Tech4Good Showcases Semester of Service Learning
Zane Cochran, a human-computer interaction student, teaches photography in Liberia.
True to the Institute motto of “progress and service,” students across campus have been working throughout the semester on projects that benefit nonprofits and community partners. They’ll show off their work Wednesday at Tech’s inaugural Tech4Good service learning expo.
“Students do great things that can be quite invisible,” said Ellen Zegura, a professor in the School of Computer Science who taught a Computing for Good (C4G) course this semester. The expo will focus on projects students have done this semester in a number of colleges and schools and will also include participants in this semester’s C4G courses, which in the past presented at their own expo.
Andy Pruett, who’s pursuing a master’s in human-computer interaction, will be there with his team, which created Food Mapper, an open and accessible platform that lets users map food sources in places where they are scarce (sometimes called “food deserts”). Tackling the project from a service learning perspective served as a motivating factor in several ways.
“When the project hits challenging spots, knowing that you are working to serve and volunteer can be a source of pride and drive,” Pruett said. “The clients for these service learning projects can be emotionally dedicated to their work, and it’s rewarding to know simple solutions can often make a significant difference for nonprofits and service providers.”
The expo is the first event organized by the newly formed Service Learning and Community Engagement Council (SLCE), a group convened as part of the Strategic Plan Service Learning and Legacy Project, for which Zegura is a co-chair.
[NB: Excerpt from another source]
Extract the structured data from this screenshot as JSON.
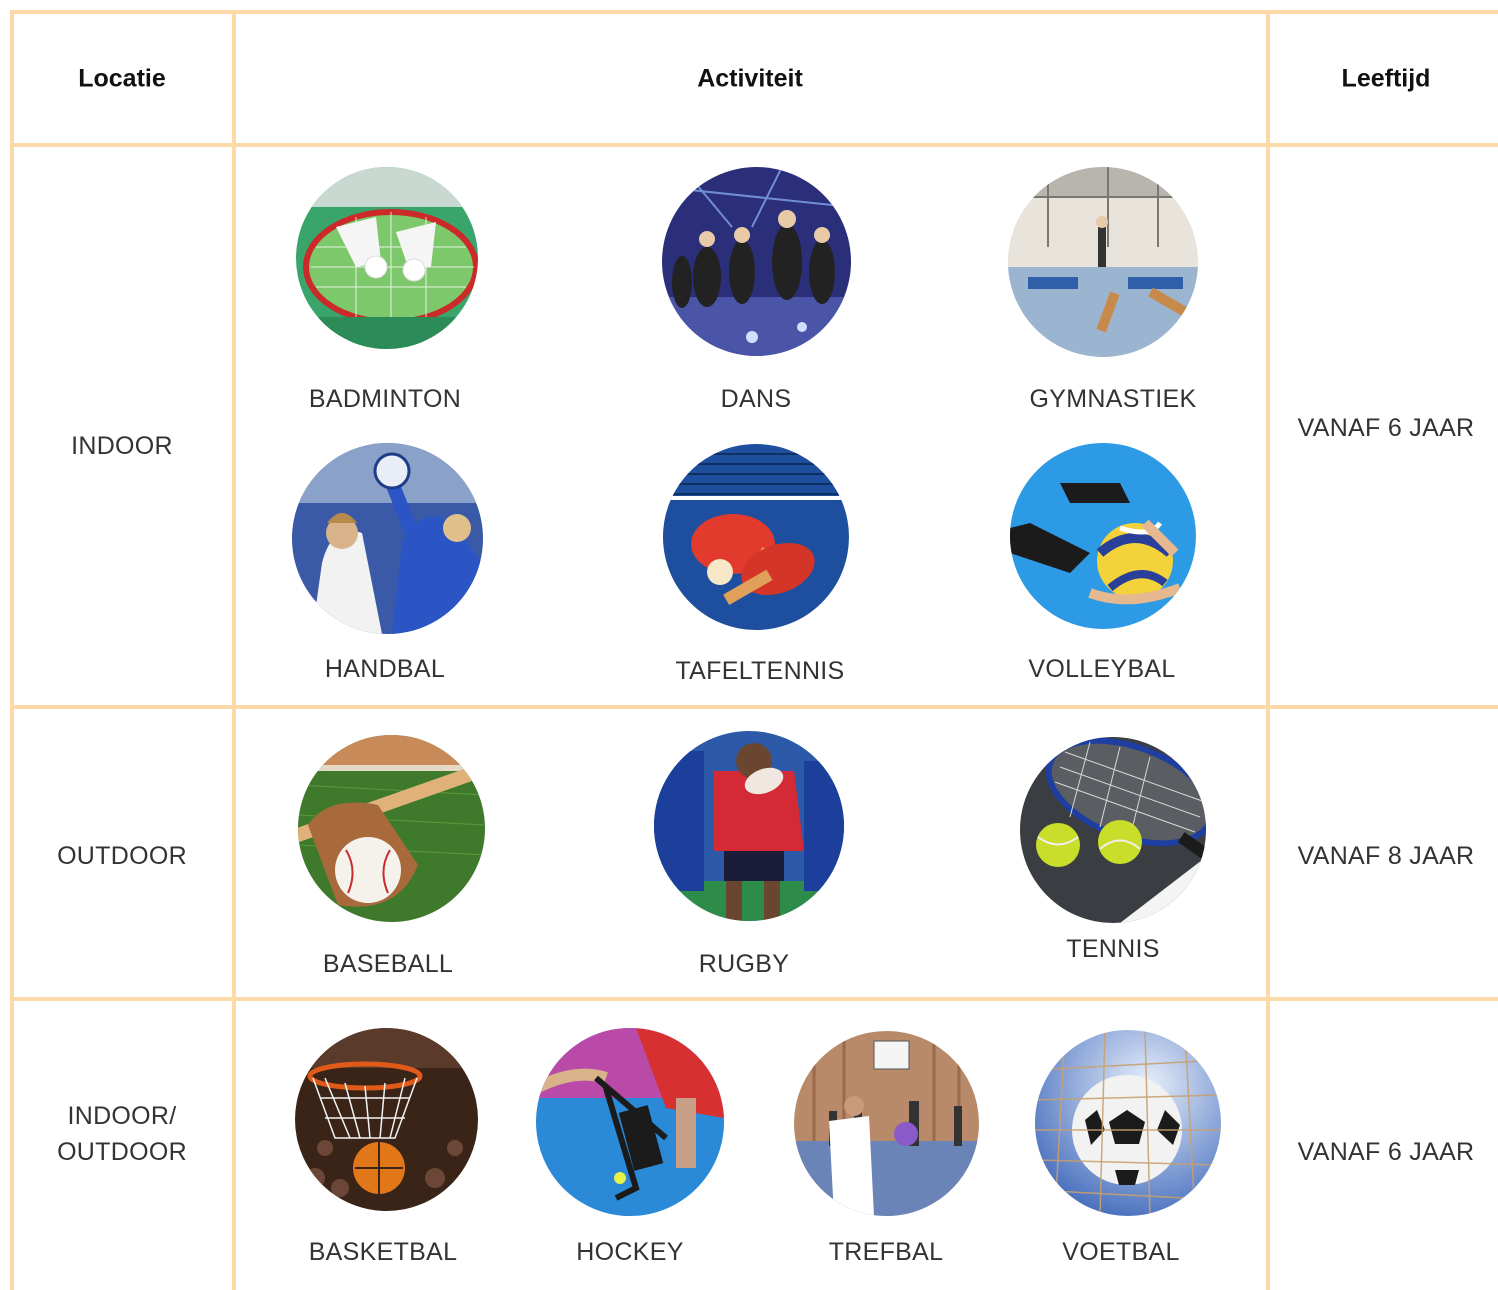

It aims to build on current service learning activities on campus and promote social entrepreneurship and civic engagement in the Tech curriculum.
Efforts have an emphasis on undergraduate education but also affect the graduate experience, particularly in the case of cross-listed courses such as C4G that may be taken by both undergraduates and graduates. The SLCE plans to pursue a course designation for service learning course offerings. Around 10-15 courses have already been identified, and others would likely be added in the coming years.
In the meantime, the expo is intended to showcase what’s already being done and the momentum that exists for this type of learning.
“Outreach by Tech students to the surrounding communities is important for the profile of the university,” Pruett said. “Knowing that the quality of the end result matters beyond the scope of the course is a positive and compelling reminder that details matter, decisions matter, communication matters, and execution matters. This soaks through the team, makes work more enjoyable, and makes small wins very rewarding.”
In addition to the expo, the SLCE is working on a concept paper as part of the Quality Enhancement Plan (QEP) for Georgia Tech’s Southern Association of Colleges and Schools (SACS) reaccreditation. The QEP is intended to have broad application that enhances student learning or the learning environment. Tech’s International Plan and Undergraduate Research Opportunities Program were both part of the QEP in Tech’s last reaccreditation.
Around 30 projects will be on display, with their creators, at the Tech4Good expo this Wednesday, Dec. 4, from 4–6 p.m. on the first floor of the Clough Undergraduate Learning Commons.